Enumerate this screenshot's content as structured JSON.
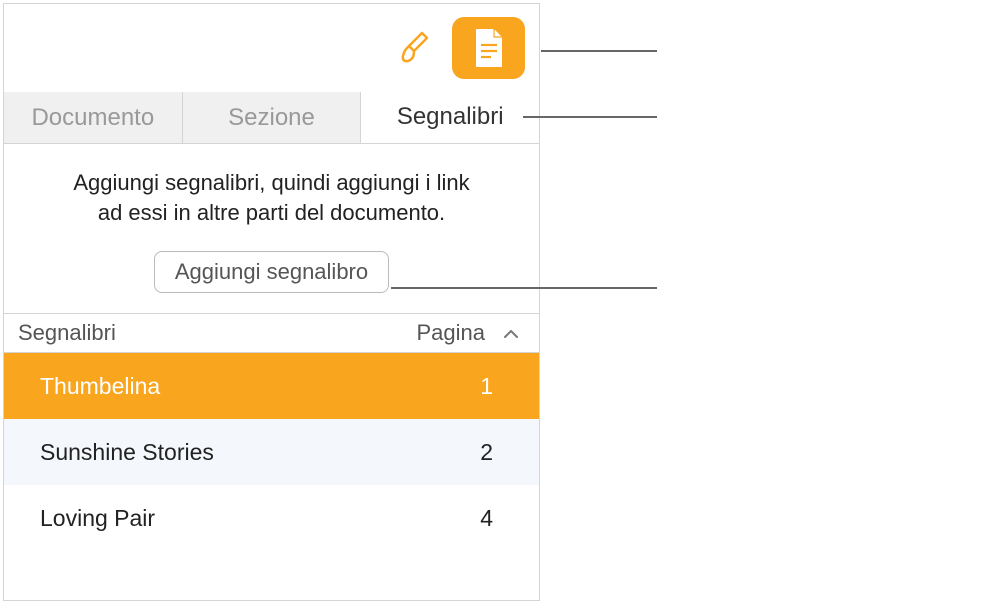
{
  "tabs": [
    {
      "label": "Documento"
    },
    {
      "label": "Sezione"
    },
    {
      "label": "Segnalibri"
    }
  ],
  "activeTab": 2,
  "help_text_line1": "Aggiungi segnalibri, quindi aggiungi i link",
  "help_text_line2": "ad essi in altre parti del documento.",
  "add_button_label": "Aggiungi segnalibro",
  "table": {
    "header_name": "Segnalibri",
    "header_page": "Pagina",
    "rows": [
      {
        "name": "Thumbelina",
        "page": "1",
        "selected": true
      },
      {
        "name": "Sunshine Stories",
        "page": "2",
        "selected": false
      },
      {
        "name": "Loving Pair",
        "page": "4",
        "selected": false
      }
    ]
  }
}
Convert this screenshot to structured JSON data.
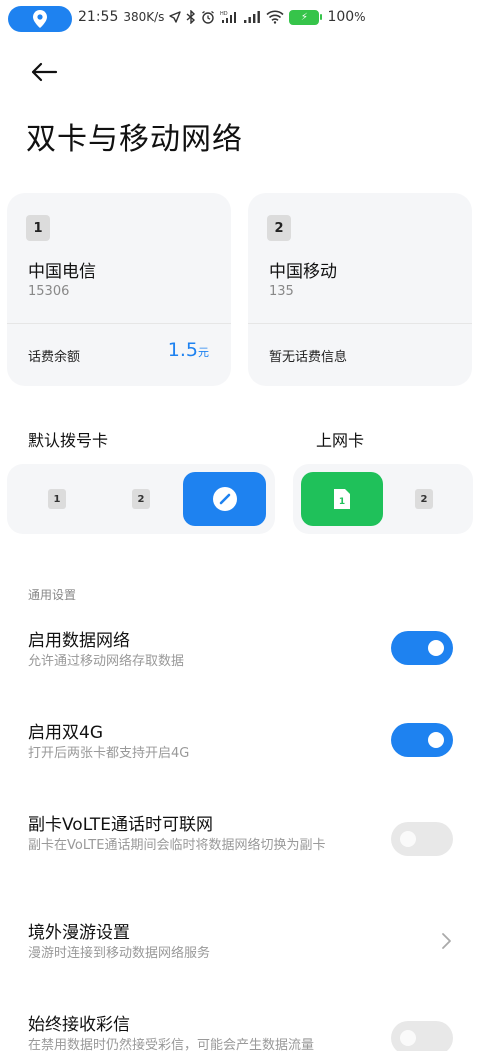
{
  "status_bar": {
    "time": "21:55",
    "speed": "380K/s",
    "battery": "100",
    "battery_unit": "%",
    "icons": [
      "location-icon",
      "navigation-icon",
      "bluetooth-icon",
      "alarm-icon",
      "hd-signal-icon",
      "signal-icon",
      "wifi-icon",
      "battery-icon"
    ]
  },
  "page": {
    "title": "双卡与移动网络"
  },
  "sim_cards": [
    {
      "slot": "1",
      "carrier": "中国电信",
      "number": "15306",
      "balance_label": "话费余额",
      "balance_value": "1.5",
      "balance_unit": "元"
    },
    {
      "slot": "2",
      "carrier": "中国移动",
      "number": "135",
      "balance_label": "暂无话费信息"
    }
  ],
  "default_dial": {
    "label": "默认拨号卡",
    "options": [
      "1",
      "2"
    ],
    "selected": "auto"
  },
  "data_sim": {
    "label": "上网卡",
    "options": [
      "1",
      "2"
    ],
    "selected": "1"
  },
  "general": {
    "header": "通用设置",
    "rows": [
      {
        "title": "启用数据网络",
        "subtitle": "允许通过移动网络存取数据",
        "toggle": true
      },
      {
        "title": "启用双4G",
        "subtitle": "打开后两张卡都支持开启4G",
        "toggle": true
      },
      {
        "title": "副卡VoLTE通话时可联网",
        "subtitle": "副卡在VoLTE通话期间会临时将数据网络切换为副卡",
        "toggle": false
      },
      {
        "title": "境外漫游设置",
        "subtitle": "漫游时连接到移动数据网络服务",
        "chevron": true
      },
      {
        "title": "始终接收彩信",
        "subtitle": "在禁用数据时仍然接受彩信，可能会产生数据流量",
        "toggle": false
      }
    ]
  },
  "colors": {
    "accent": "#1e82f0",
    "green": "#1fc15a",
    "card_bg": "#f5f6f8"
  }
}
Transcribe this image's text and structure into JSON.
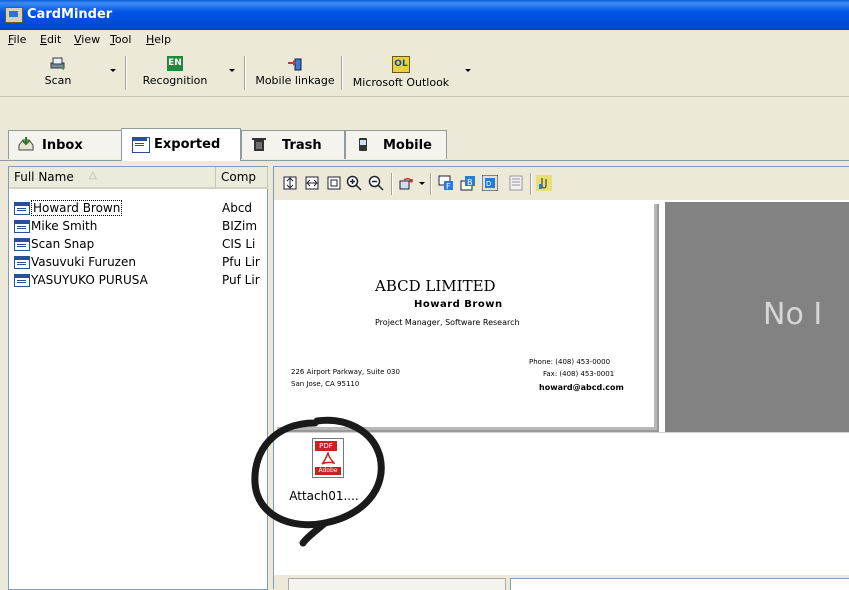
{
  "window": {
    "title": "CardMinder"
  },
  "menu": {
    "items": [
      {
        "accel": "F",
        "rest": "ile"
      },
      {
        "accel": "E",
        "rest": "dit"
      },
      {
        "accel": "V",
        "rest": "iew"
      },
      {
        "accel": "T",
        "rest": "ool"
      },
      {
        "accel": "H",
        "rest": "elp"
      }
    ]
  },
  "toolbar": {
    "scan": "Scan",
    "recognition": "Recognition",
    "mobile_linkage": "Mobile linkage",
    "outlook": "Microsoft Outlook",
    "recognition_badge": "EN",
    "outlook_badge": "OL"
  },
  "tabs": {
    "inbox": "Inbox",
    "exported": "Exported",
    "trash": "Trash",
    "mobile": "Mobile"
  },
  "list": {
    "headers": {
      "full_name": "Full Name",
      "company": "Comp"
    },
    "rows": [
      {
        "name": "Howard Brown",
        "company": "Abcd"
      },
      {
        "name": "Mike Smith",
        "company": "BIZim"
      },
      {
        "name": "Scan Snap",
        "company": "CIS Li"
      },
      {
        "name": "Vasuvuki Furuzen",
        "company": "Pfu Lir"
      },
      {
        "name": "YASUYUKO PURUSA",
        "company": "Puf Lir"
      }
    ]
  },
  "card": {
    "company": "ABCD LIMITED",
    "name": "Howard Brown",
    "title": "Project Manager, Software Research",
    "address1": "226 Airport Parkway, Suite 030",
    "address2": "San Jose, CA 95110",
    "phone": "Phone: (408) 453-0000",
    "fax": "Fax: (408) 453-0001",
    "email": "howard@abcd.com"
  },
  "no_image": "No I",
  "attachment": {
    "filename": "Attach01....",
    "badge": "PDF",
    "brand": "Adobe"
  },
  "colors": {
    "titlebar": "#0055e5",
    "annotation": "#1a1a1a",
    "no_image_bg": "#828282"
  }
}
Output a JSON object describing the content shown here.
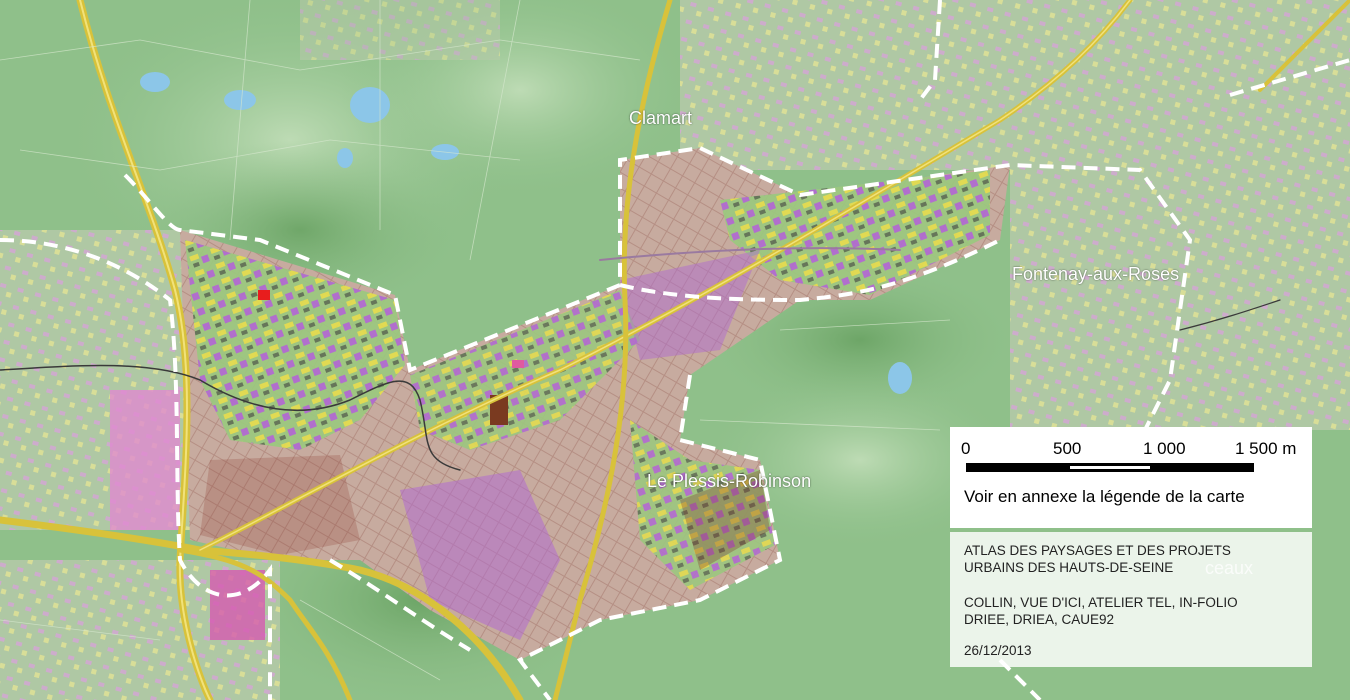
{
  "places": {
    "clamart": "Clamart",
    "fontenay": "Fontenay-aux-Roses",
    "plessis": "Le Plessis-Robinson",
    "sceaux_partial": "ceaux"
  },
  "scale": {
    "ticks": [
      "0",
      "500",
      "1 000",
      "1 500 m"
    ],
    "note": "Voir en annexe la légende de la carte"
  },
  "credits": {
    "title_line1": "ATLAS DES PAYSAGES ET DES PROJETS",
    "title_line2": "URBAINS DES HAUTS-DE-SEINE",
    "authors_line1": "COLLIN, VUE D'ICI, ATELIER TEL, IN-FOLIO",
    "authors_line2": "DRIEE, DRIEA, CAUE92",
    "date": "26/12/2013"
  },
  "colors": {
    "terrain": "#8fc08a",
    "urban": "#c9b3a8",
    "building_purple": "#a35cc8",
    "building_yellow": "#e6e04a",
    "road_major": "#d8c23a",
    "boundary": "#ffffff",
    "water": "#8cc6e8"
  }
}
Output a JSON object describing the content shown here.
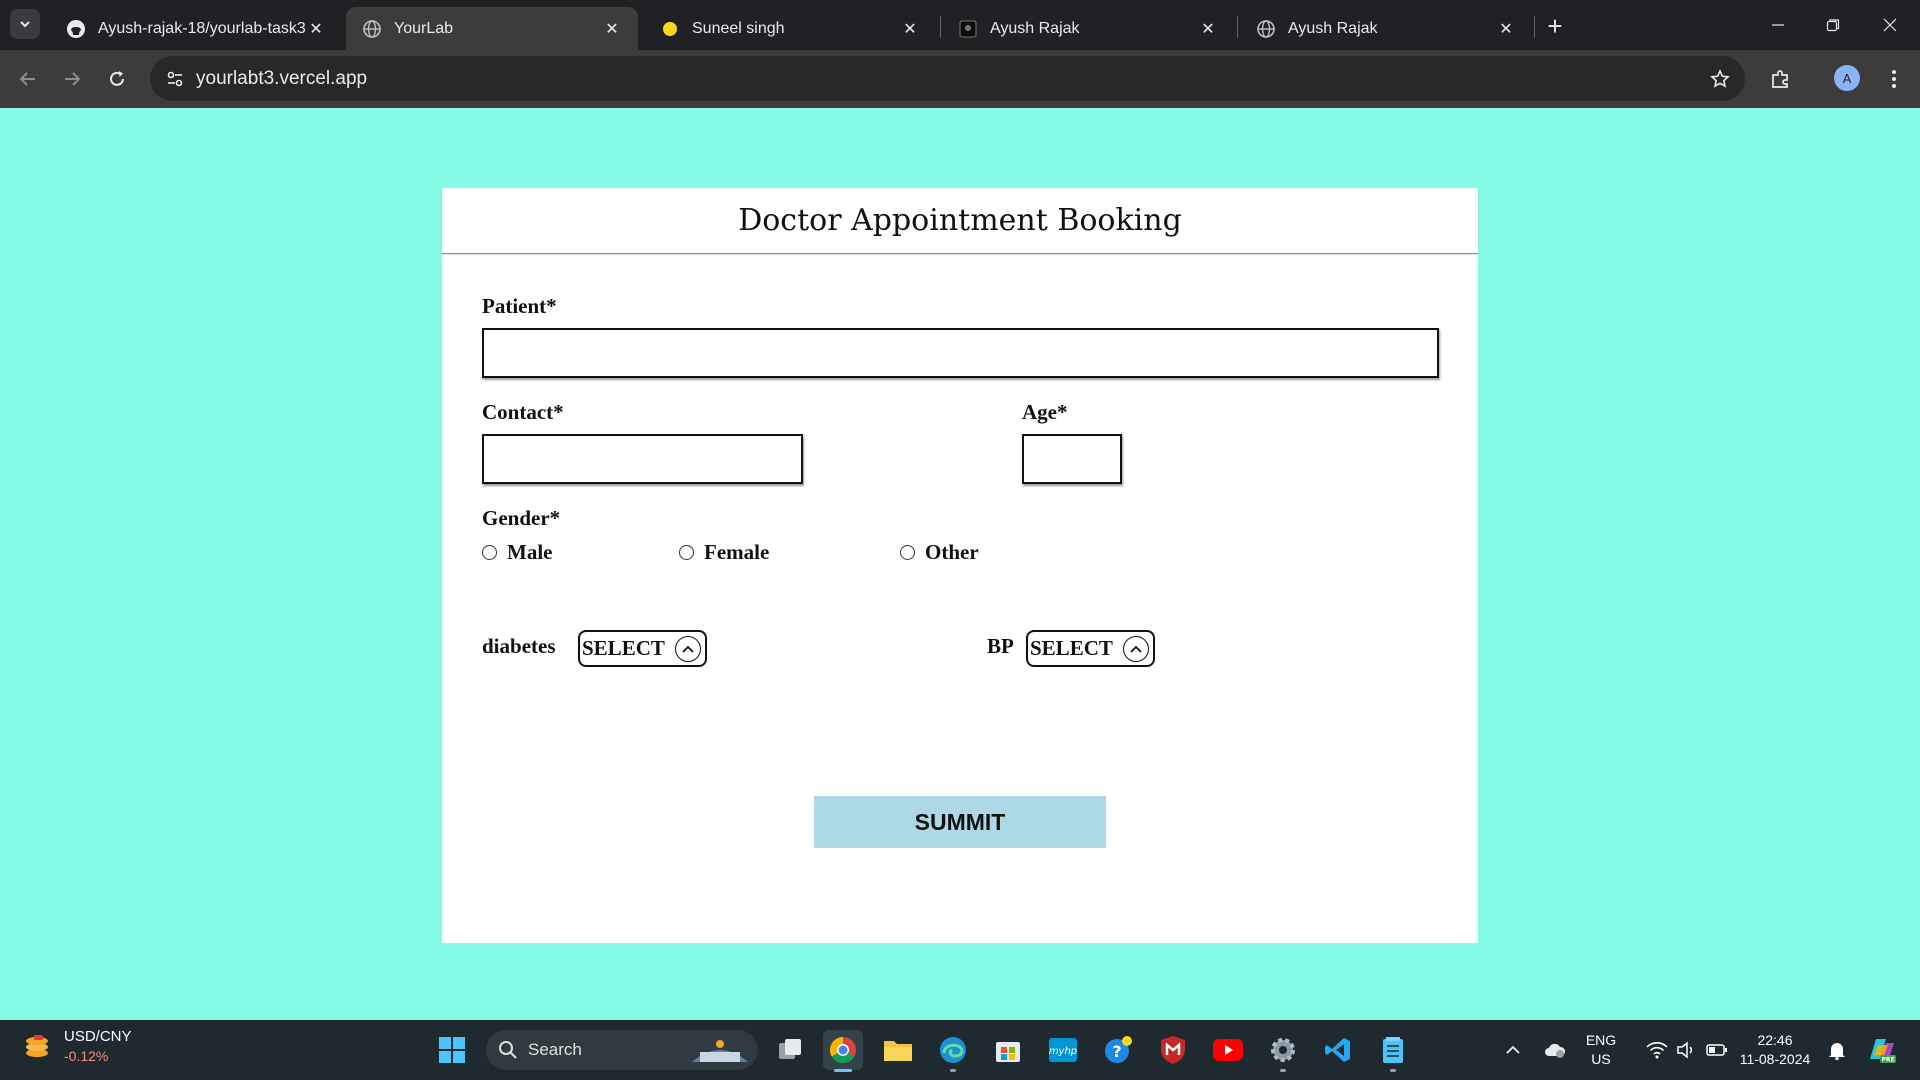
{
  "browser": {
    "tabs": [
      {
        "title": "Ayush-rajak-18/yourlab-task3",
        "icon": "github-icon"
      },
      {
        "title": "YourLab",
        "icon": "globe-icon",
        "active": true
      },
      {
        "title": "Suneel singh",
        "icon": "yellow-dot-icon"
      },
      {
        "title": "Ayush Rajak",
        "icon": "dark-favicon-icon"
      },
      {
        "title": "Ayush Rajak",
        "icon": "globe-icon"
      }
    ],
    "url": "yourlabt3.vercel.app",
    "profile_initial": "A"
  },
  "form": {
    "title": "Doctor Appointment Booking",
    "patient_label": "Patient*",
    "contact_label": "Contact*",
    "age_label": "Age*",
    "gender_label": "Gender*",
    "gender_options": [
      "Male",
      "Female",
      "Other"
    ],
    "diabetes_label": "diabetes",
    "bp_label": "BP",
    "select_text": "SELECT",
    "submit_label": "SUMMIT"
  },
  "colors": {
    "page_background": "#86fce8",
    "submit_background": "#add8e6",
    "card_background": "#ffffff"
  },
  "taskbar": {
    "widget_title": "USD/CNY",
    "widget_value": "-0.12%",
    "search_placeholder": "Search",
    "lang_top": "ENG",
    "lang_bottom": "US",
    "time": "22:46",
    "date": "11-08-2024"
  }
}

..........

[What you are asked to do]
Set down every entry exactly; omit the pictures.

[Task output]
Enumerate this screenshot's content as structured JSON.
{
  "tabs": [
    {
      "label": "Documento"
    },
    {
      "label": "Sezione"
    },
    {
      "label": "Segnalibri"
    }
  ],
  "activeTab": 2,
  "help_text_line1": "Aggiungi segnalibri, quindi aggiungi i link",
  "help_text_line2": "ad essi in altre parti del documento.",
  "add_button_label": "Aggiungi segnalibro",
  "table": {
    "header_name": "Segnalibri",
    "header_page": "Pagina",
    "rows": [
      {
        "name": "Thumbelina",
        "page": "1",
        "selected": true
      },
      {
        "name": "Sunshine Stories",
        "page": "2",
        "selected": false
      },
      {
        "name": "Loving Pair",
        "page": "4",
        "selected": false
      }
    ]
  }
}
Convert this screenshot to structured JSON data.
{
  "status_bar": {
    "time": "21:55",
    "speed": "380K/s",
    "battery": "100",
    "battery_unit": "%",
    "icons": [
      "location-icon",
      "navigation-icon",
      "bluetooth-icon",
      "alarm-icon",
      "hd-signal-icon",
      "signal-icon",
      "wifi-icon",
      "battery-icon"
    ]
  },
  "page": {
    "title": "双卡与移动网络"
  },
  "sim_cards": [
    {
      "slot": "1",
      "carrier": "中国电信",
      "number": "15306",
      "balance_label": "话费余额",
      "balance_value": "1.5",
      "balance_unit": "元"
    },
    {
      "slot": "2",
      "carrier": "中国移动",
      "number": "135",
      "balance_label": "暂无话费信息"
    }
  ],
  "default_dial": {
    "label": "默认拨号卡",
    "options": [
      "1",
      "2"
    ],
    "selected": "auto"
  },
  "data_sim": {
    "label": "上网卡",
    "options": [
      "1",
      "2"
    ],
    "selected": "1"
  },
  "general": {
    "header": "通用设置",
    "rows": [
      {
        "title": "启用数据网络",
        "subtitle": "允许通过移动网络存取数据",
        "toggle": true
      },
      {
        "title": "启用双4G",
        "subtitle": "打开后两张卡都支持开启4G",
        "toggle": true
      },
      {
        "title": "副卡VoLTE通话时可联网",
        "subtitle": "副卡在VoLTE通话期间会临时将数据网络切换为副卡",
        "toggle": false
      },
      {
        "title": "境外漫游设置",
        "subtitle": "漫游时连接到移动数据网络服务",
        "chevron": true
      },
      {
        "title": "始终接收彩信",
        "subtitle": "在禁用数据时仍然接受彩信，可能会产生数据流量",
        "toggle": false
      }
    ]
  },
  "colors": {
    "accent": "#1e82f0",
    "green": "#1fc15a",
    "card_bg": "#f5f6f8"
  }
}
Transcribe this image's text and structure into JSON.
{
  "window": {
    "title": "CardMinder"
  },
  "menu": {
    "items": [
      {
        "accel": "F",
        "rest": "ile"
      },
      {
        "accel": "E",
        "rest": "dit"
      },
      {
        "accel": "V",
        "rest": "iew"
      },
      {
        "accel": "T",
        "rest": "ool"
      },
      {
        "accel": "H",
        "rest": "elp"
      }
    ]
  },
  "toolbar": {
    "scan": "Scan",
    "recognition": "Recognition",
    "mobile_linkage": "Mobile linkage",
    "outlook": "Microsoft Outlook",
    "recognition_badge": "EN",
    "outlook_badge": "OL"
  },
  "tabs": {
    "inbox": "Inbox",
    "exported": "Exported",
    "trash": "Trash",
    "mobile": "Mobile"
  },
  "list": {
    "headers": {
      "full_name": "Full Name",
      "company": "Comp"
    },
    "rows": [
      {
        "name": "Howard Brown",
        "company": "Abcd"
      },
      {
        "name": "Mike Smith",
        "company": "BIZim"
      },
      {
        "name": "Scan Snap",
        "company": "CIS Li"
      },
      {
        "name": "Vasuvuki Furuzen",
        "company": "Pfu Lir"
      },
      {
        "name": "YASUYUKO PURUSA",
        "company": "Puf Lir"
      }
    ]
  },
  "card": {
    "company": "ABCD LIMITED",
    "name": "Howard Brown",
    "title": "Project Manager, Software Research",
    "address1": "226 Airport Parkway, Suite 030",
    "address2": "San Jose, CA 95110",
    "phone": "Phone: (408) 453-0000",
    "fax": "Fax: (408) 453-0001",
    "email": "howard@abcd.com"
  },
  "no_image": "No I",
  "attachment": {
    "filename": "Attach01....",
    "badge": "PDF",
    "brand": "Adobe"
  },
  "colors": {
    "titlebar": "#0055e5",
    "annotation": "#1a1a1a",
    "no_image_bg": "#828282"
  }
}
Output a JSON object describing the content shown here.
{
  "places": {
    "clamart": "Clamart",
    "fontenay": "Fontenay-aux-Roses",
    "plessis": "Le Plessis-Robinson",
    "sceaux_partial": "ceaux"
  },
  "scale": {
    "ticks": [
      "0",
      "500",
      "1 000",
      "1 500 m"
    ],
    "note": "Voir en annexe la légende de la carte"
  },
  "credits": {
    "title_line1": "ATLAS DES PAYSAGES ET DES PROJETS",
    "title_line2": "URBAINS DES HAUTS-DE-SEINE",
    "authors_line1": "COLLIN, VUE D'ICI, ATELIER TEL, IN-FOLIO",
    "authors_line2": "DRIEE, DRIEA, CAUE92",
    "date": "26/12/2013"
  },
  "colors": {
    "terrain": "#8fc08a",
    "urban": "#c9b3a8",
    "building_purple": "#a35cc8",
    "building_yellow": "#e6e04a",
    "road_major": "#d8c23a",
    "boundary": "#ffffff",
    "water": "#8cc6e8"
  }
}
Output a JSON object describing the content shown here.
{
  "browser": {
    "tabs": [
      {
        "title": "Ayush-rajak-18/yourlab-task3",
        "icon": "github-icon"
      },
      {
        "title": "YourLab",
        "icon": "globe-icon",
        "active": true
      },
      {
        "title": "Suneel singh",
        "icon": "yellow-dot-icon"
      },
      {
        "title": "Ayush Rajak",
        "icon": "dark-favicon-icon"
      },
      {
        "title": "Ayush Rajak",
        "icon": "globe-icon"
      }
    ],
    "url": "yourlabt3.vercel.app",
    "profile_initial": "A"
  },
  "form": {
    "title": "Doctor Appointment Booking",
    "patient_label": "Patient*",
    "contact_label": "Contact*",
    "age_label": "Age*",
    "gender_label": "Gender*",
    "gender_options": [
      "Male",
      "Female",
      "Other"
    ],
    "diabetes_label": "diabetes",
    "bp_label": "BP",
    "select_text": "SELECT",
    "submit_label": "SUMMIT"
  },
  "colors": {
    "page_background": "#86fce8",
    "submit_background": "#add8e6",
    "card_background": "#ffffff"
  },
  "taskbar": {
    "widget_title": "USD/CNY",
    "widget_value": "-0.12%",
    "search_placeholder": "Search",
    "lang_top": "ENG",
    "lang_bottom": "US",
    "time": "22:46",
    "date": "11-08-2024"
  }
}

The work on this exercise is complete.